On this day 200 years ago a boy was born who would divine the age of Victorian England in such detail that his name would forever be enshrined in descriptions of the trivially convivial with the squalid and destitute of society.
‘Dickensian’ is a two-tone fiction, made flesh in caricatures which jump from the page in one-dimensional portraits of devilish delight and downright wickedness. In the Victorian melting pot of human mores, the characters muddle and huddle together in a criss-cross of tales for long evenings and cliff-hanger serialisation.
“Dombey sat in the corner of the darkened room in the great arm-chair by the bedside, and Son lay tucked up warm in a little basket bedstead, carefully disposed on a low settee immediately in front of the fire and close to it, as if his constitution were analogous to that of a muffin, and it was essential to toast him brown while he was very new.” 1
The arrival of son Dombey into hearth and home is for little Oliver, an illegitimacy and Parish workhouse away:
“…And for some time he lay gasping on a little flock mattress, rather unequally poised between this world and the next: the balance being decidedly in favour of the latter. Now, if, during this brief period, Oliver had been surrounded by careful grandmothers, anxious aunts, experienced nurses, and doctors of profound wisdom, he would most inevitably and indubitably have been killed in no time. There being nobody by, however, but a pauper old woman, who was rendered rather misty by an unwonted allowance of beer; and a parish surgeon who did such matters by contract; Oliver and Nature fought out the point between them. The result was, that, after a few struggles, Oliver breathed, sneezed, and proceeded to advertise to the inmates of the workhouse the fact of a new burden having been imposed upon the parish, by setting up as loud a cry as could reasonably have been expected from a male infant who had not been possessed of that very useful appendage, a voice, for a much longer space of time than three minutes and a quarter.” 2
My first dip into Dickens was probably a child’s abridged ‘A Christmas Carol’. It was not however Tiny Tim who conjured an interest but the magic that David Lean’s lens brought to the childhoods of Oliver and Pip. 3 Delving into the books soon followed and whilst the saccharine Little Nell scarcely held my curiostity the boys’ stories were mesmeric. Under my Grandmother’s staircase I discovered and delighted in dusty hardbacks with David Copperfied and Nicholas Nickleby read so closely upon the heels of the other that the two are irrevocably entwined, requiring a re-read for dissection.
Though written for adults, the growing child discovered in Charles Dickens a sympatico for the inconsolable hard knocks, night frights and desolations, where only the particulars differed in accentuation and detail:

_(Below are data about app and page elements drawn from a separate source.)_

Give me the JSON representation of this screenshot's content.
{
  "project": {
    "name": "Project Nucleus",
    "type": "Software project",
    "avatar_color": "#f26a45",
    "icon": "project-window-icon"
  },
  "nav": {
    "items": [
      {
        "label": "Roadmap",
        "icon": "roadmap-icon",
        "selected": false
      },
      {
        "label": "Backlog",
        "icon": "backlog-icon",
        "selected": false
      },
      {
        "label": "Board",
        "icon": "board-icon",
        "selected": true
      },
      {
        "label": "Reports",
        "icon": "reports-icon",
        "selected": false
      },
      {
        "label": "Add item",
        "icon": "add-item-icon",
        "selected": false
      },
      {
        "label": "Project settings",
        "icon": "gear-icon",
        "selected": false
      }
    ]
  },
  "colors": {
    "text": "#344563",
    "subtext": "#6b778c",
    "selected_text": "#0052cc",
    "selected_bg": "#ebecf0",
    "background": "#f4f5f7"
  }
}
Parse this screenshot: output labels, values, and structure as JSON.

“In the little world in which children have their existence whosoever brings them up, there is nothing so finely perceived and so finely felt, as injustice. It may be only small injustice that the child can be exposed to; but the child is small, and its world is small, and its rocking-horse stands as many hands high, according to scale, as a big-boned Irish hunter.” 4
Dickens fed his protagonists on moral morsels and just deserts, at a high cost to themselves and often with an accompanying sacrifice of innocents. Thus the toasted muffin Dombey fades and dies in young boyhood whilst Oliver threads his way back through the twists of fate to a grandfather’s love and creature comforts.

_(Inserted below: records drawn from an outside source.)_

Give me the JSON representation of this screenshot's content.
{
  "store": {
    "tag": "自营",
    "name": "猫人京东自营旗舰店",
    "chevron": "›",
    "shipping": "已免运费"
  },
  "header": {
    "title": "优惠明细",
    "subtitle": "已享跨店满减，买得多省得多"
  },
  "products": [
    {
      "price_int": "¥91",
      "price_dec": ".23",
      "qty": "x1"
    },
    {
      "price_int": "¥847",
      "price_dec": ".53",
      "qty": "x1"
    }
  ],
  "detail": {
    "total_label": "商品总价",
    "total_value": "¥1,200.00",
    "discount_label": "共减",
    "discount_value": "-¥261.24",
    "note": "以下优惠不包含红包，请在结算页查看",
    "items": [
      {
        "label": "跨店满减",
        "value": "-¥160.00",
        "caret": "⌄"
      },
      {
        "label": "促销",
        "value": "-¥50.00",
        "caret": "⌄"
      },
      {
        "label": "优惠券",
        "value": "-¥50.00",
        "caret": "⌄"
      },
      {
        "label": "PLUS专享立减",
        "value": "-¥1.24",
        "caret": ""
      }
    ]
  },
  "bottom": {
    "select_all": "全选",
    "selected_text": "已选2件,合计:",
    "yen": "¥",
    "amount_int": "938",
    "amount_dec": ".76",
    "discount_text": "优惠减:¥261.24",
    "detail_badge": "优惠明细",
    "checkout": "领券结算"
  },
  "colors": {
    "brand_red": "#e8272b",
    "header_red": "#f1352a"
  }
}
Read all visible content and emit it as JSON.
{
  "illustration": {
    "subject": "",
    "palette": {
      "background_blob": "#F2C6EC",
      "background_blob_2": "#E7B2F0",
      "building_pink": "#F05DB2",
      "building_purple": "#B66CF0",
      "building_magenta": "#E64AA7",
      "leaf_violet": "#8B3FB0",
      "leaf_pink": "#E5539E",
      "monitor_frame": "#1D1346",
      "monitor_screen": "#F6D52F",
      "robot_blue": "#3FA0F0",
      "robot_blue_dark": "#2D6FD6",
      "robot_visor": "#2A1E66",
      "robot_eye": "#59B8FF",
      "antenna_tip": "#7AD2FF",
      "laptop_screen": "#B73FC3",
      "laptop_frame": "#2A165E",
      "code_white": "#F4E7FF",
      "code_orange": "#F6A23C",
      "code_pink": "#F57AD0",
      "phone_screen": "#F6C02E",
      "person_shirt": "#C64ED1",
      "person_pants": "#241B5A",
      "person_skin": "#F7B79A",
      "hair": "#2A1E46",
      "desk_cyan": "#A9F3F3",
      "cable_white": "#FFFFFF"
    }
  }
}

Yet tragedy is really only half of the stories and in the quirky nomenclatures, clownish characters and droll quips, Dickens is master of humour, even at the gallows. Over this bicentenary, he will indubitably be done to death as it were, with his bones picked over for every scrap of angst (whilst the author turns in his grave in high dudgeon too with the BBCs dramatised bowdlerisation!). Whilst I do not wish to scavenge per se, it will be refreshing to give an airing to the artful narrative of a quirky wit who brought levity even into the dark and grimy corners of our London streets. It is for this that perhaps Charles Dickens should be resurrected in 2012.
I’d be interested to know what delights others may have had when digging Dickens and don’t forget to delve into the deluge of D posts with the discerning team of ABC Wednesday